Collection entries:
BEGIN
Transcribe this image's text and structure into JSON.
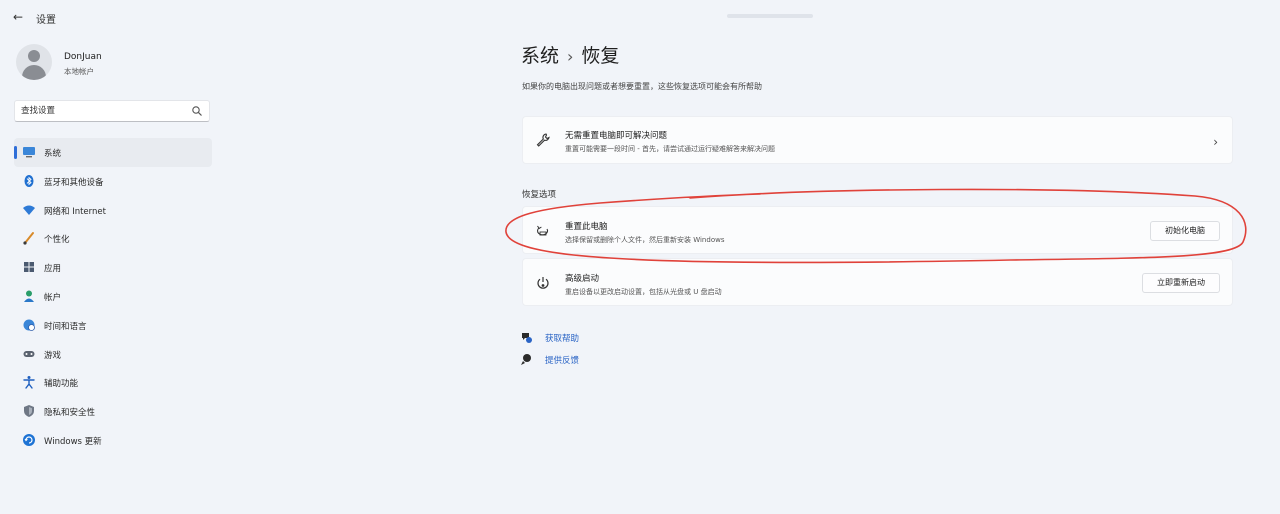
{
  "window": {
    "title": "设置",
    "back_icon": "back-arrow-icon"
  },
  "user": {
    "name": "DonJuan",
    "account_type": "本地帐户"
  },
  "search": {
    "placeholder": "查找设置",
    "icon": "search-icon"
  },
  "sidebar": {
    "items": [
      {
        "label": "系统",
        "icon": "system-icon",
        "active": true
      },
      {
        "label": "蓝牙和其他设备",
        "icon": "bluetooth-icon"
      },
      {
        "label": "网络和 Internet",
        "icon": "wifi-icon"
      },
      {
        "label": "个性化",
        "icon": "brush-icon"
      },
      {
        "label": "应用",
        "icon": "apps-icon"
      },
      {
        "label": "帐户",
        "icon": "account-icon"
      },
      {
        "label": "时间和语言",
        "icon": "globe-clock-icon"
      },
      {
        "label": "游戏",
        "icon": "gamepad-icon"
      },
      {
        "label": "辅助功能",
        "icon": "accessibility-icon"
      },
      {
        "label": "隐私和安全性",
        "icon": "shield-icon"
      },
      {
        "label": "Windows 更新",
        "icon": "update-icon"
      }
    ]
  },
  "main": {
    "breadcrumb_parent": "系统",
    "breadcrumb_separator": "›",
    "page_title": "恢复",
    "description": "如果你的电脑出现问题或者想要重置，这些恢复选项可能会有所帮助",
    "troubleshoot_card": {
      "title": "无需重置电脑即可解决问题",
      "subtitle": "重置可能需要一段时间 - 首先，请尝试通过运行疑难解答来解决问题",
      "icon": "wrench-icon"
    },
    "section_label": "恢复选项",
    "reset_card": {
      "title": "重置此电脑",
      "subtitle": "选择保留或删除个人文件，然后重新安装 Windows",
      "button": "初始化电脑",
      "icon": "reset-pc-icon"
    },
    "advanced_card": {
      "title": "高级启动",
      "subtitle": "重启设备以更改启动设置，包括从光盘或 U 盘启动",
      "button": "立即重新启动",
      "icon": "restart-icon"
    },
    "links": [
      {
        "label": "获取帮助",
        "icon": "help-icon"
      },
      {
        "label": "提供反馈",
        "icon": "feedback-icon"
      }
    ]
  },
  "annotation": {
    "color": "#e0423a",
    "shape": "hand-drawn-ellipse"
  },
  "colors": {
    "accent": "#2f6ed8",
    "link": "#2a64c5",
    "background": "#f1f4f9"
  }
}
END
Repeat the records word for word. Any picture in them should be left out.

EXERCISE RESULT
Transcribe this image's text and structure into JSON.
{
  "window": {
    "title": "设置",
    "back_icon": "back-arrow-icon"
  },
  "user": {
    "name": "DonJuan",
    "account_type": "本地帐户"
  },
  "search": {
    "placeholder": "查找设置",
    "icon": "search-icon"
  },
  "sidebar": {
    "items": [
      {
        "label": "系统",
        "icon": "system-icon",
        "active": true
      },
      {
        "label": "蓝牙和其他设备",
        "icon": "bluetooth-icon"
      },
      {
        "label": "网络和 Internet",
        "icon": "wifi-icon"
      },
      {
        "label": "个性化",
        "icon": "brush-icon"
      },
      {
        "label": "应用",
        "icon": "apps-icon"
      },
      {
        "label": "帐户",
        "icon": "account-icon"
      },
      {
        "label": "时间和语言",
        "icon": "globe-clock-icon"
      },
      {
        "label": "游戏",
        "icon": "gamepad-icon"
      },
      {
        "label": "辅助功能",
        "icon": "accessibility-icon"
      },
      {
        "label": "隐私和安全性",
        "icon": "shield-icon"
      },
      {
        "label": "Windows 更新",
        "icon": "update-icon"
      }
    ]
  },
  "main": {
    "breadcrumb_parent": "系统",
    "breadcrumb_separator": "›",
    "page_title": "恢复",
    "description": "如果你的电脑出现问题或者想要重置，这些恢复选项可能会有所帮助",
    "troubleshoot_card": {
      "title": "无需重置电脑即可解决问题",
      "subtitle": "重置可能需要一段时间 - 首先，请尝试通过运行疑难解答来解决问题",
      "icon": "wrench-icon"
    },
    "section_label": "恢复选项",
    "reset_card": {
      "title": "重置此电脑",
      "subtitle": "选择保留或删除个人文件，然后重新安装 Windows",
      "button": "初始化电脑",
      "icon": "reset-pc-icon"
    },
    "advanced_card": {
      "title": "高级启动",
      "subtitle": "重启设备以更改启动设置，包括从光盘或 U 盘启动",
      "button": "立即重新启动",
      "icon": "restart-icon"
    },
    "links": [
      {
        "label": "获取帮助",
        "icon": "help-icon"
      },
      {
        "label": "提供反馈",
        "icon": "feedback-icon"
      }
    ]
  },
  "annotation": {
    "color": "#e0423a",
    "shape": "hand-drawn-ellipse"
  },
  "colors": {
    "accent": "#2f6ed8",
    "link": "#2a64c5",
    "background": "#f1f4f9"
  }
}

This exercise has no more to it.